Sucker Punch is a knockout!
“When Chicken tie up Cockroach want explanation.”
Jamaican saying about the pecking order
Roy Williams’ seminal play Sucker Punch has become a Modern Classic. This superb play about young black boxers launched the acting career of Hollywood star Daniel Kaluuya when he was just 21 and he played Leon at the Royal Court Theatre. Actors Daniel Kaluuya, Anthony Welsh and Jason Maza were trained for the part by the late British boxer Errol Christie. The commitment to boxing training shows in this production at the Queen’s Hornchurch where Leon (Shem Hamilton) and even his father Squid (Wayne Rollins) can skip with a rope changing feet like the professionals. The punch bags are not just a part of the set but in real use.
The play is set in the 1980s in a dilapidated London gym owned by Charlie (Liam Smith) where he trains young boxers, Leon, Tommy (John Rogers) and Troy (Christian Alifoe). Charlie has a teenage daughter Becky (Poppy Winter) who tries to get Charlie to pay attention to the business accounting figures but he is dependent on developing a champion to pay his debts.
Troy is lippy and rebellious but Leon is more law abiding. In the 1980s Brixton riots, Troy gets into trouble and is caught by the police but Leon leaves him and escapes. Memory of this abandonment will have repercussions for the future, and Troy leaves Charlie’s gym as a consequence.

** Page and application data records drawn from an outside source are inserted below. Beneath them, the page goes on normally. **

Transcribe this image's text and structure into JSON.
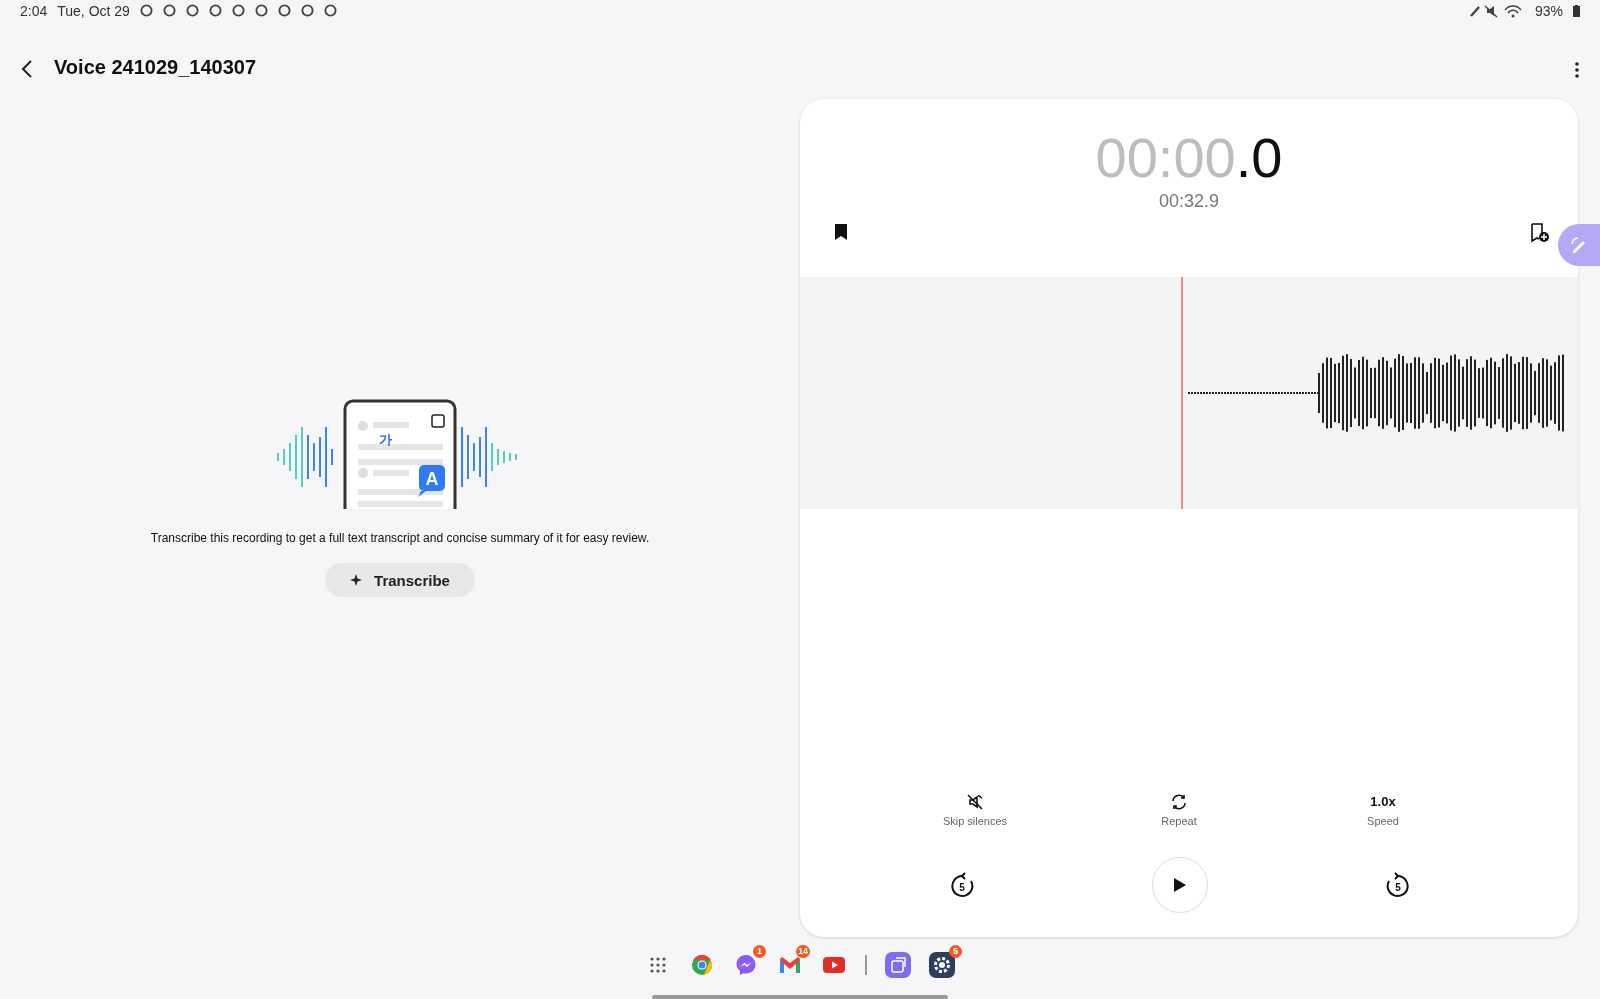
{
  "status_bar": {
    "time": "2:04",
    "date": "Tue, Oct 29",
    "battery": "93%"
  },
  "header": {
    "title": "Voice 241029_140307"
  },
  "transcribe": {
    "illustration_texts": [
      "가",
      "A"
    ],
    "description": "Transcribe this recording to get a full text transcript and concise summary of it for easy review.",
    "button": "Transcribe"
  },
  "player": {
    "elapsed_main": "00:00",
    "elapsed_fraction": ".0",
    "duration": "00:32.9",
    "options": [
      {
        "kind": "skip",
        "label": "Skip silences"
      },
      {
        "kind": "repeat",
        "label": "Repeat"
      },
      {
        "kind": "speed",
        "value": "1.0x",
        "label": "Speed"
      }
    ],
    "rewind": "5",
    "forward": "5"
  },
  "taskbar": {
    "apps": [
      {
        "kind": "grid"
      },
      {
        "kind": "chrome"
      },
      {
        "kind": "messenger",
        "badge": "1"
      },
      {
        "kind": "mail",
        "badge": "14"
      },
      {
        "kind": "video"
      },
      {
        "kind": "divider"
      },
      {
        "kind": "translate"
      },
      {
        "kind": "settings",
        "badge": "5"
      }
    ]
  }
}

In Sucker Punch we are looking at the opportunities for advancement open to young black men through sport, and in this case boxing, before women boxers were recognised at the Olympics. We see how the sport is structured with a few powerful boxing managers and promoters and how their sign ups are exploited. Charlie is small time compared to this play’s Ray (Ray Strasser-King) who is American and based on Don King, known for his fur coats. Ray steps over the ring ropes not through them like everyone else.
There is conflict and racism when Leon starts getting close to Charlie’s daughter Becky and Charlie gives Leon a clear choice. Charlie is more of a father to Leon than Squid who is always broke, womanising and drinking. There is excellent characterisation with Wayne Rollins’ feckless but likeable Squid and I was impressed by Liam Smith’s complete believability as the gym owner trying to hang onto the talented boxers. Charlie has problems with alcohol but his determined personality and growing relationship with Leon is the glue that grips us to the plot.
Shem Hamilton shows great promise as an actor and the scenes with Christian Alifoe enliven the play. Nathan Powell’s production runs without an interval.
Sandra Falase’s design includes a boxing ring and there is exciting sound and pink, red and blue lighting from Josh Harriette. Three people are involved in creating the fights and movement including Gary Cooke as the boxing coach.
The play culminates in an exciting boxing match with plenty of tension and the sting of pathos. This play is on tour until 24th June.
Don’t miss it!
Oh and I would invite Marnie Swindles the winner of The Apprentice 2023 to opening nights!
For the review of Sucker Punch at the Royal Court in 2010. GO HERE
Written by Roy Williams
Directed by Nathan Powell
Director: Nathan Powell
Designer: Sandra Falase
Lighting Designer: Josie Harriette
Sound Designer: Duramaney Kamara
Fight director: Enric Ortuño
Movement Director: Asha Jennings-Grant
Boxing Coach: Gary Cooke
Running Time: Two hours 15
minutes with an interval
Booking at Queen’s
Hornchurch until 15th April 2023
then on tour to 24th June 2023
Box Office enquiries:
Rail : Emerson Park
Telephone: 01708 443333
Reviewed by Lizzie Loveridge at the
Queen’s Theatre, Hornchurch on 1st April 2023